------ Records shown

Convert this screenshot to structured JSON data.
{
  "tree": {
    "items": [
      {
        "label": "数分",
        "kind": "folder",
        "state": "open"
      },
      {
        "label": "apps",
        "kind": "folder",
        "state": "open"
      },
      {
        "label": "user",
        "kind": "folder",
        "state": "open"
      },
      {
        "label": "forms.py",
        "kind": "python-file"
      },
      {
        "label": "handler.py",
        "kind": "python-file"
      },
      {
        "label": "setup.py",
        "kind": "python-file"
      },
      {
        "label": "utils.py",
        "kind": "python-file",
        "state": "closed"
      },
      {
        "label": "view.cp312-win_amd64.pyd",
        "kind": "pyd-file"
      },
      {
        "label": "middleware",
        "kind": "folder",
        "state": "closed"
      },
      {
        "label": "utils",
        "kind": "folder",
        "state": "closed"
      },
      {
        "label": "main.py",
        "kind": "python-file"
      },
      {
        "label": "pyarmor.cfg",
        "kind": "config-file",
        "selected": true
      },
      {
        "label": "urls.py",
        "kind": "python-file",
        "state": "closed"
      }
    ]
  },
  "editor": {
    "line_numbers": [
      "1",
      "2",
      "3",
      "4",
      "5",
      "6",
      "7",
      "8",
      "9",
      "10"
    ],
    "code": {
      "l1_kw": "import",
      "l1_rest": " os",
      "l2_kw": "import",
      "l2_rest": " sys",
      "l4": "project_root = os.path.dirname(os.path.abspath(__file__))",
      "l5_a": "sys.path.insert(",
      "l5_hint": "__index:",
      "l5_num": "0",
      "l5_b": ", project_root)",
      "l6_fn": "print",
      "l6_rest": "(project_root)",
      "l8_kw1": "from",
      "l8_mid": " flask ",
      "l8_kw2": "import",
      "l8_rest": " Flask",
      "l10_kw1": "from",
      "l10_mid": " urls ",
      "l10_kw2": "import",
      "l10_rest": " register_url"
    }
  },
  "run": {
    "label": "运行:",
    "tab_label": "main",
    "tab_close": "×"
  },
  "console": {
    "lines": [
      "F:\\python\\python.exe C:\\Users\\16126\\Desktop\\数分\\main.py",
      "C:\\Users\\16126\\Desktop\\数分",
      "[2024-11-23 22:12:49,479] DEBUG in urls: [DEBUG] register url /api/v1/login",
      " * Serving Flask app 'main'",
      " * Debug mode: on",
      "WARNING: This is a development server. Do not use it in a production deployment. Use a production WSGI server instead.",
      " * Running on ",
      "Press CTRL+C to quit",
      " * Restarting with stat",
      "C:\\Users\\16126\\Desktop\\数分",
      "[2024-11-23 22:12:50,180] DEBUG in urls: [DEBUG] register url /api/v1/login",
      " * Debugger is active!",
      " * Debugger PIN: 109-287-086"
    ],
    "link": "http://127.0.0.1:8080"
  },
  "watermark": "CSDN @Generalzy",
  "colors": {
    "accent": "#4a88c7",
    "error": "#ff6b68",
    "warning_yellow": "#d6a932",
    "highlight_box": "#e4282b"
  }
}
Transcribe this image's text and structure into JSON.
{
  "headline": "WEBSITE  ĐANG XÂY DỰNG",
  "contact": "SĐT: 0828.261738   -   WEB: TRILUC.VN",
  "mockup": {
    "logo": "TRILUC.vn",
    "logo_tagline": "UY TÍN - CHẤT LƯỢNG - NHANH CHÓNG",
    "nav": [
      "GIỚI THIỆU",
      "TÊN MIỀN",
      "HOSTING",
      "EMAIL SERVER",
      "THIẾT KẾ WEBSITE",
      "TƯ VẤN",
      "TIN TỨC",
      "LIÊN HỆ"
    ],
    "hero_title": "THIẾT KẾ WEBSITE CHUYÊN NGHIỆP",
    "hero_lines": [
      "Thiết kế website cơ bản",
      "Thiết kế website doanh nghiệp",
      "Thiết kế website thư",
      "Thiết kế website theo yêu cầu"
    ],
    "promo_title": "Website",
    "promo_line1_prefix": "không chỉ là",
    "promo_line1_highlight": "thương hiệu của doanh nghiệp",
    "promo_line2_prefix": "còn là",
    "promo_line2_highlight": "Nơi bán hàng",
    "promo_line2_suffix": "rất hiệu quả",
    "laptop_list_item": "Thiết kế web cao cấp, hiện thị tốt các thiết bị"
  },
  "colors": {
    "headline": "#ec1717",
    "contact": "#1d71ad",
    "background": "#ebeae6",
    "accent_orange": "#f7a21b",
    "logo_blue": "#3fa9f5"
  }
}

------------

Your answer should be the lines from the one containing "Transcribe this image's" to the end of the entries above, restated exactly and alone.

▶ _Exercise output_:
Transcribe this image's text and structure into JSON.
{
  "headline": "WEBSITE  ĐANG XÂY DỰNG",
  "contact": "SĐT: 0828.261738   -   WEB: TRILUC.VN",
  "mockup": {
    "logo": "TRILUC.vn",
    "logo_tagline": "UY TÍN - CHẤT LƯỢNG - NHANH CHÓNG",
    "nav": [
      "GIỚI THIỆU",
      "TÊN MIỀN",
      "HOSTING",
      "EMAIL SERVER",
      "THIẾT KẾ WEBSITE",
      "TƯ VẤN",
      "TIN TỨC",
      "LIÊN HỆ"
    ],
    "hero_title": "THIẾT KẾ WEBSITE CHUYÊN NGHIỆP",
    "hero_lines": [
      "Thiết kế website cơ bản",
      "Thiết kế website doanh nghiệp",
      "Thiết kế website thư",
      "Thiết kế website theo yêu cầu"
    ],
    "promo_title": "Website",
    "promo_line1_prefix": "không chỉ là",
    "promo_line1_highlight": "thương hiệu của doanh nghiệp",
    "promo_line2_prefix": "còn là",
    "promo_line2_highlight": "Nơi bán hàng",
    "promo_line2_suffix": "rất hiệu quả",
    "laptop_list_item": "Thiết kế web cao cấp, hiện thị tốt các thiết bị"
  },
  "colors": {
    "headline": "#ec1717",
    "contact": "#1d71ad",
    "background": "#ebeae6",
    "accent_orange": "#f7a21b",
    "logo_blue": "#3fa9f5"
  }
}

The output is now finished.